* _Problem requirements_
Copy every line of the data that contains the string "comparisons".

* _Provided records_

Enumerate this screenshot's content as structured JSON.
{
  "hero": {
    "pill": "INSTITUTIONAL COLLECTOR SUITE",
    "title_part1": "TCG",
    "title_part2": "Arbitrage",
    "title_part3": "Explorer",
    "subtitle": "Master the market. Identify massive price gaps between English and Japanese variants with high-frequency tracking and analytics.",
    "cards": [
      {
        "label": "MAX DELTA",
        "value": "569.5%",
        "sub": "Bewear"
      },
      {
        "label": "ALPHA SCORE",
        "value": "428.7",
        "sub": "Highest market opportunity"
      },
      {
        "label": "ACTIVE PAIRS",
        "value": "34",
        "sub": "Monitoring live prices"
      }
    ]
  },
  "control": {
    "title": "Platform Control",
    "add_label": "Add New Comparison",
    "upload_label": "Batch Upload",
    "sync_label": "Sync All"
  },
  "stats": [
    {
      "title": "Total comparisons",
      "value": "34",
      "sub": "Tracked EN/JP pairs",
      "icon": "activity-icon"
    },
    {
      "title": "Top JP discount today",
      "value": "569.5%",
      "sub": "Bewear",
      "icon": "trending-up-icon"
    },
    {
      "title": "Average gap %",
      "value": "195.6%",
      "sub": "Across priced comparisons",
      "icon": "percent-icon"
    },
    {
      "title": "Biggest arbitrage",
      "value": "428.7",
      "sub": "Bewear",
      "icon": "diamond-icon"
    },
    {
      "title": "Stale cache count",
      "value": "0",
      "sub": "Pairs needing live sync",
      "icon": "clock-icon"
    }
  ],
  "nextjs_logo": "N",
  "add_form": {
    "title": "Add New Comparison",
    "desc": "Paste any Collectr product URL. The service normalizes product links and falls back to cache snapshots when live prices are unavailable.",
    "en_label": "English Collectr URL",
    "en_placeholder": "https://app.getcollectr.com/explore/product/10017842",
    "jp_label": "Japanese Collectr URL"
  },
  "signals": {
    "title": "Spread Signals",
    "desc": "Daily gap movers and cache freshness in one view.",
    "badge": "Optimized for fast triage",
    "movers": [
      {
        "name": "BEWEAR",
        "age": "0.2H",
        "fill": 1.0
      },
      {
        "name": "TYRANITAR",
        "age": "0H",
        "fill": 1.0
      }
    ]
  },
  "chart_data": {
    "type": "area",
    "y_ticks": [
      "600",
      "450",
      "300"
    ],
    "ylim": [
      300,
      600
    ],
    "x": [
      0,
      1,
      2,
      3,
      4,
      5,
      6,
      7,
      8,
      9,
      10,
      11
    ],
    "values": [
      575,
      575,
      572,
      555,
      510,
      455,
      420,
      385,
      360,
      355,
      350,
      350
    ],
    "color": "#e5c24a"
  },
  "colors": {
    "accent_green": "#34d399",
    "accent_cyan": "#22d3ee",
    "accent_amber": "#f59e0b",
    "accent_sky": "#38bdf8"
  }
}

* _Answer for the task_
      "title": "Total comparisons",
      "sub": "Across priced comparisons",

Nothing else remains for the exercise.